As human beings, the effects of inequality extend to major swathes of the population. CPP’s sustained, committed arts-based relationships with people and places, builds expertise, trust and reciprocity. The relationships generate impact in a myriad of some well documented and some yet to be imagined ways. Building persistent connection can take immense amounts of time.
Measuring social capital is challenging. It is called ‘capital’ and yet is intangible. Any action arising from social capital cannot be assumed to be either positive or negative. This think piece suggests that with 21 different projects, CPP places have evolved separate identities. Consequently, the picture shifts dependent on which lens or lenses are used to visualise and explore ‘social capital’. The term itself remains practically and politically unresolved, and its usage needs clarity for each CPP place’s individual circumstances.
Most CPP places did not set out to build social capital as an aim, and it most often forms an intangible and incidental effect of the work taking place. Social capital is not ‘given’ by any funded scheme and is built by the connections and collaborations of everyone willing to share their time, skills, connections and passions. For CPP places, the deliberate investment, time and resources has begun to make a difference which is not insignificant yet is currently fragile. Building social capital can take many years, and the longer term impact is unknown.
There are complex connections between discourse, power, dominance and social inequality. How these connections interweave with CPP places will impact on how social capital is perceived and how it could be measured. Inequality has deep and powerful effects on people’s wellbeing. Ownership of art is contested, conflicted, and messy. CPP places’ facilitative role in managing and building something creative and often beautiful out of the mess together is creating potential to consider how art could develop in a far more expansive terrain.
To achieve a positive development of social capital, and a fairer and more sustainable future for the arts, it is also argued that wider systemic change and institutional shifts of perspective and practice still need to take place.
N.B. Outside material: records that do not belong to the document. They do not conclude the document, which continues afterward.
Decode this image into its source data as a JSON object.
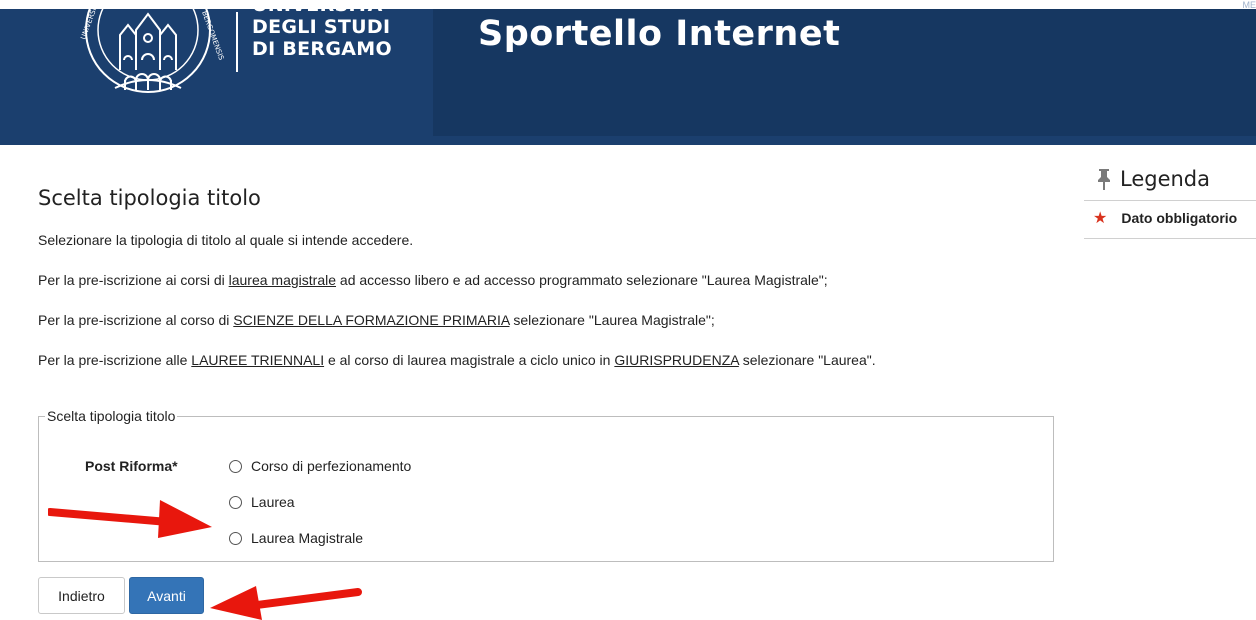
{
  "header": {
    "university_lines": [
      "UNIVERSITÀ",
      "DEGLI STUDI",
      "DI BERGAMO"
    ],
    "site_title": "Sportello Internet",
    "corner_text": "ME",
    "logo_icon": "university-crest-icon",
    "brand_color": "#1b3f6e"
  },
  "main": {
    "title": "Scelta tipologia titolo",
    "intro": "Selezionare la tipologia di titolo al quale si intende accedere.",
    "line2": {
      "before": "Per la pre-iscrizione ai corsi di ",
      "link": "laurea magistrale",
      "after": " ad accesso libero e ad accesso programmato selezionare \"Laurea Magistrale\";"
    },
    "line3": {
      "before": "Per la pre-iscrizione al corso di ",
      "link": "SCIENZE DELLA FORMAZIONE PRIMARIA",
      "after": " selezionare \"Laurea Magistrale\";"
    },
    "line4": {
      "before": "Per la pre-iscrizione alle ",
      "link1": "LAUREE TRIENNALI",
      "middle": " e al corso di laurea magistrale a ciclo unico in ",
      "link2": "GIURISPRUDENZA",
      "after": " selezionare \"Laurea\"."
    }
  },
  "form": {
    "legend": "Scelta tipologia titolo",
    "field_label": "Post Riforma*",
    "options": [
      "Corso di perfezionamento",
      "Laurea",
      "Laurea Magistrale"
    ],
    "selected": null
  },
  "buttons": {
    "back": "Indietro",
    "next": "Avanti",
    "next_color": "#3474b7"
  },
  "legend": {
    "title": "Legenda",
    "icon": "pin-icon",
    "items": [
      {
        "icon": "asterisk-icon",
        "label": "Dato obbligatorio",
        "color": "#d9331e"
      }
    ]
  },
  "annotations": {
    "arrow_color": "#e8170d",
    "arrows": [
      "arrow-to-laurea-magistrale",
      "arrow-to-avanti"
    ]
  }
}
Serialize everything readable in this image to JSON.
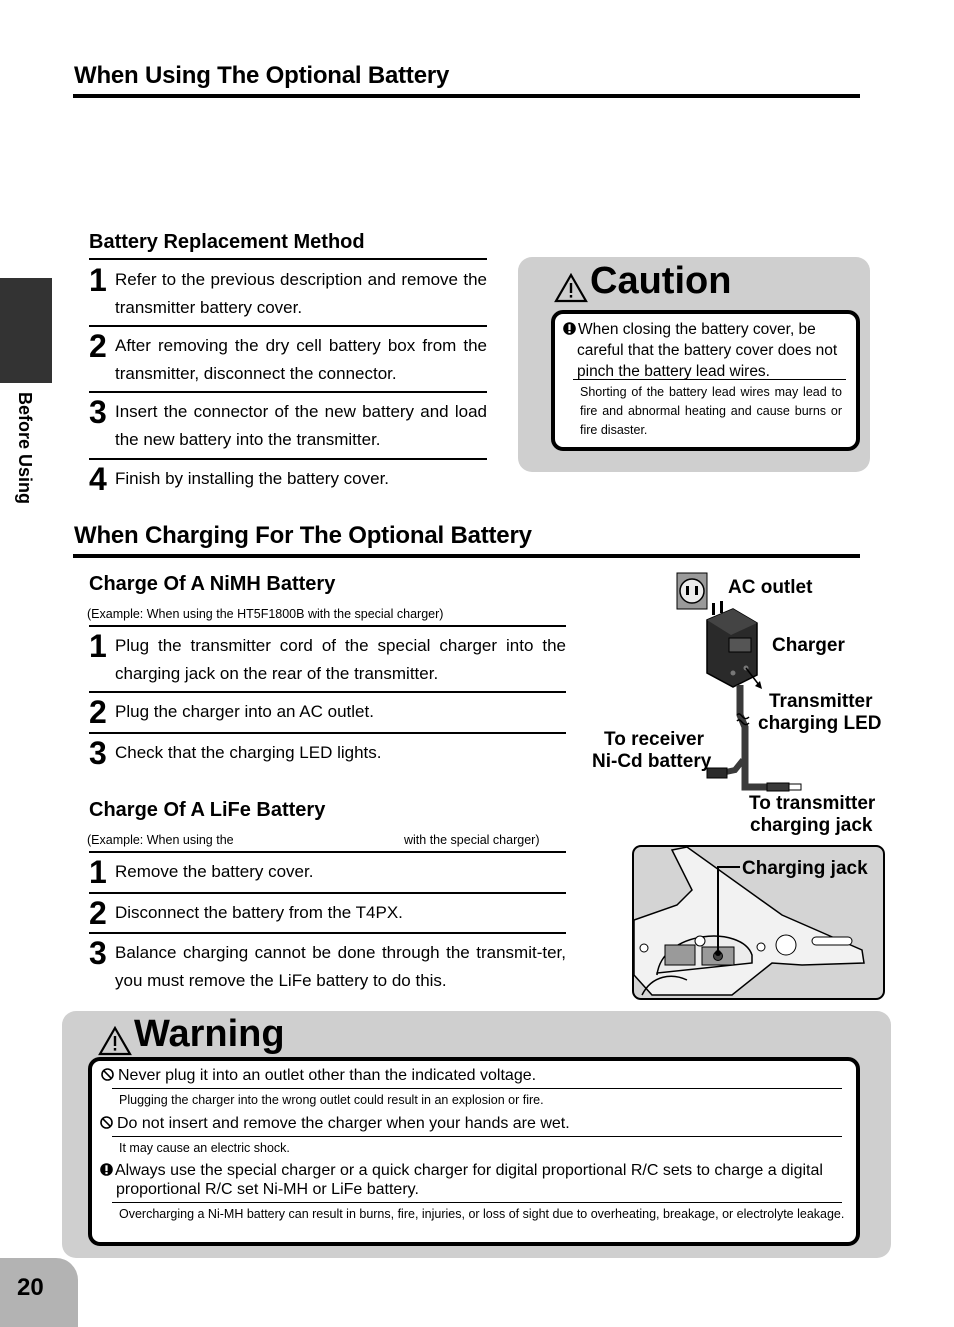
{
  "section_using": {
    "title": "When Using The Optional Battery",
    "replacement": {
      "title": "Battery Replacement Method",
      "steps": [
        {
          "num": "1",
          "text": "Refer to the previous description and remove the transmitter battery cover."
        },
        {
          "num": "2",
          "text": "After removing the dry cell battery box from the transmitter, disconnect the connector."
        },
        {
          "num": "3",
          "text": "Insert the connector of the new battery and load the new battery into the transmitter."
        },
        {
          "num": "4",
          "text": "Finish by installing the battery cover."
        }
      ]
    },
    "caution": {
      "title": "Caution",
      "main": "When closing the battery cover, be careful that the battery cover does not pinch the battery lead wires.",
      "sub": "Shorting of the battery lead wires may lead to fire and abnormal heating and cause burns or fire disaster."
    }
  },
  "side_tab": {
    "label": "Before Using"
  },
  "section_charging": {
    "title": "When Charging For The Optional Battery",
    "nimh": {
      "title": "Charge Of A NiMH Battery",
      "example": "(Example: When using the HT5F1800B with the special charger)",
      "steps": [
        {
          "num": "1",
          "text": "Plug the transmitter cord of the special charger into the charging jack on the rear of the transmitter."
        },
        {
          "num": "2",
          "text": "Plug the charger into an AC outlet."
        },
        {
          "num": "3",
          "text": "Check that the charging LED lights."
        }
      ]
    },
    "life": {
      "title": "Charge Of A LiFe Battery",
      "example_start": "(Example: When using the",
      "example_end": "with the special charger)",
      "steps": [
        {
          "num": "1",
          "text": "Remove the battery cover."
        },
        {
          "num": "2",
          "text": "Disconnect the battery from the T4PX."
        },
        {
          "num": "3",
          "text": "Balance charging cannot be done through the transmit-ter, you must remove the LiFe battery to do this."
        }
      ]
    },
    "diagram": {
      "ac_outlet": "AC outlet",
      "charger": "Charger",
      "tx_led_1": "Transmitter",
      "tx_led_2": "charging LED",
      "receiver_1": "To receiver",
      "receiver_2": "Ni-Cd battery",
      "tx_jack_1": "To transmitter",
      "tx_jack_2": "charging jack",
      "charging_jack": "Charging jack"
    }
  },
  "warning": {
    "title": "Warning",
    "items": [
      {
        "icon": "prohibited-icon",
        "main": "Never plug it into an outlet other than the indicated voltage.",
        "sub": "Plugging the charger into the wrong outlet could result in an explosion or fire."
      },
      {
        "icon": "prohibited-icon",
        "main": "Do not insert and remove the charger when your hands are wet.",
        "sub": "It may cause an electric shock."
      },
      {
        "icon": "exclamation-icon",
        "main": "Always use the special charger or a quick charger for digital proportional R/C sets to charge a digital proportional R/C set Ni-MH or LiFe battery.",
        "sub": "Overcharging a Ni-MH battery can result in burns, fire, injuries, or loss of sight due to overheating, breakage, or electrolyte leakage."
      }
    ]
  },
  "page": {
    "number": "20"
  },
  "colors": {
    "panel_gray": "#cfcfcf",
    "side_tab": "#333333",
    "page_tab": "#b3b3b3"
  }
}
Creative People and Places is an Arts Council England funding programme which focuses on parts of the country where involvement in creativity and culture is significantly below the national average. More.